I’ve long been intrigued by W.Sitch & Co, as you can see from this post from earlier this year, but until last week I had never seen inside. The door was open as I passed and when I took the opportunity to poke my head round it, found a bloke rummaging in a box of ancient electrical light fittings, surrounded by ancient electrical light fittings on all sides.

It turned out to be Laurence Sitch, of the family who have owned and run this business since 1776. We got chatting. He turned out to be a lovely, welcoming fellow. He gave me a fascinating tour of the building.
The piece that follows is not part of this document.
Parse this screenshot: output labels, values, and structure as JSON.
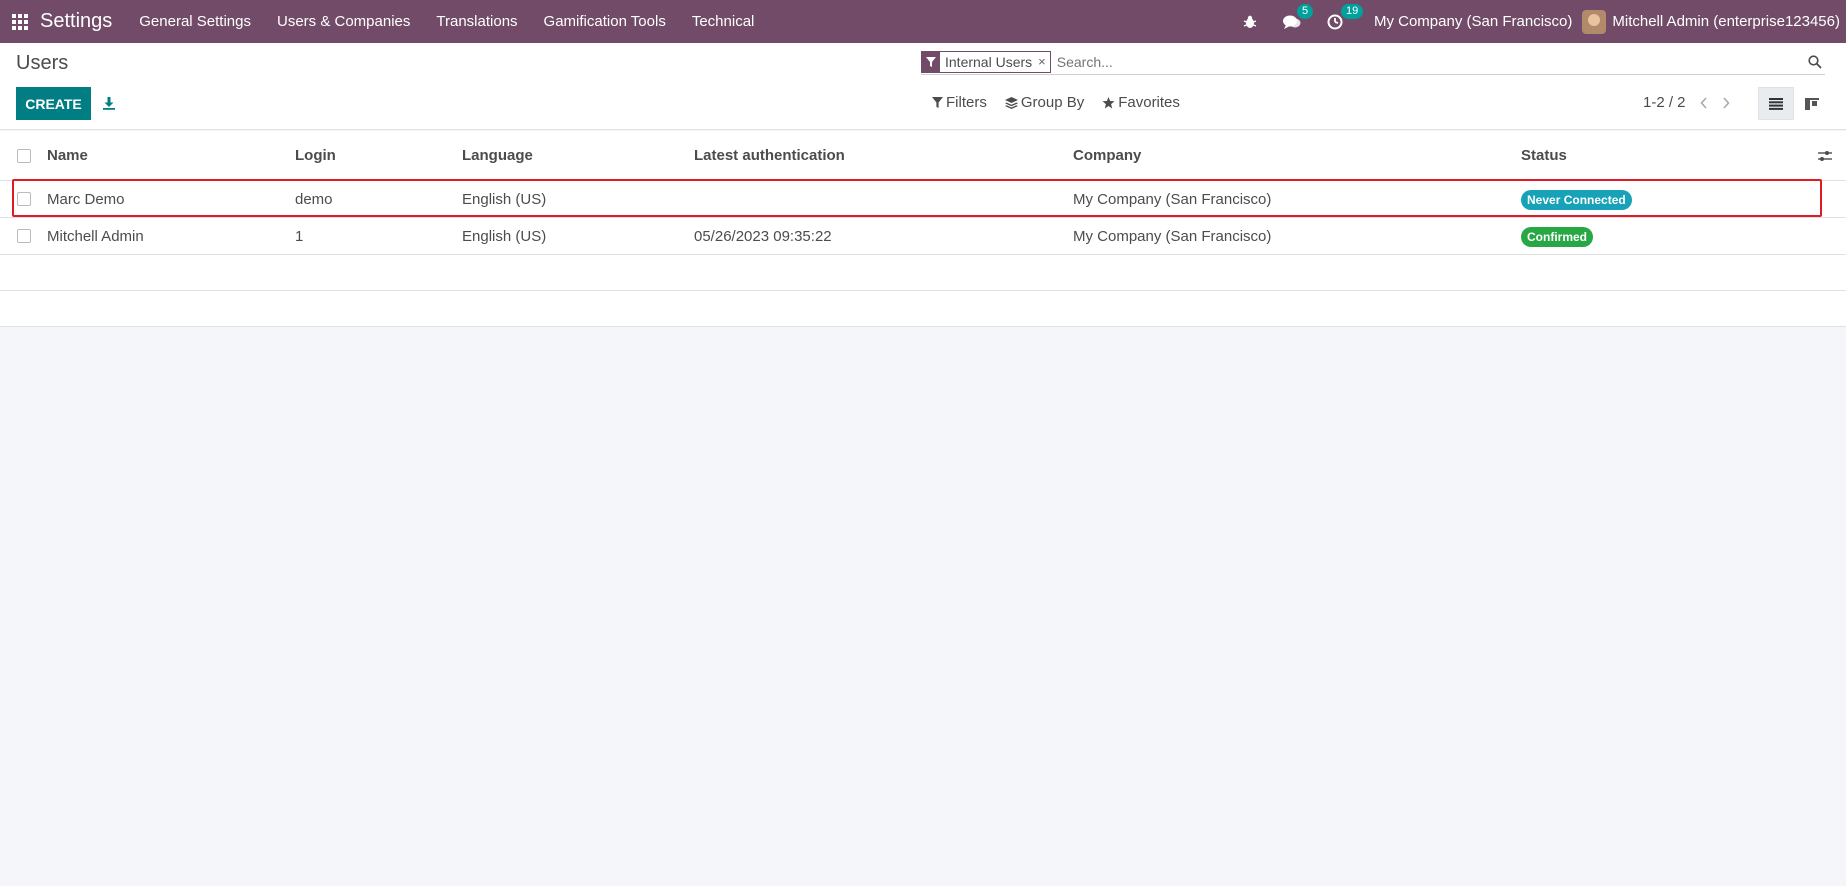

There was not much about electrical light fittings that he did not know.

Lawrence Sitch in the workshop of W.Sitch & Co

All the corners and walls of the five story Georgian house that contains their shop are packed with the products of their business.

Laurence is also a historian who has traced the family tree back beyond 1776. He says there was a Sitch who had a license to make (non-electrical) light fittings just beyond the city walls in 1520. He can’t definitively prove that this was his many times great-grandfather, but as Sitch is such an unusual name and given the family’s proven dedication to light fittings, I wouldn’t bet against it.

The highlight of my tour was the workshop in the basement of the shop. Sitch & Co still make electrical fittings in the old way to match or replace ancient ones in cathedrals, castles, hotels and for film sets.

Most of the equipment they still use is decades old. Some of it dates back centuries. Laurence showed me registration numbers on equipment that was in single figures – i.e. they are still working with one of the first ten machines made by the manufacturer; a source of constant interest when Laurence contacted them for a replacement part.

This is an absolute gem of a place. Really worth a visit and, as Laurence said, if you’ve got any rich friends looking for light fittings give them his number. If that’s you and you are reading, it’s 020 7437 3776! Website here.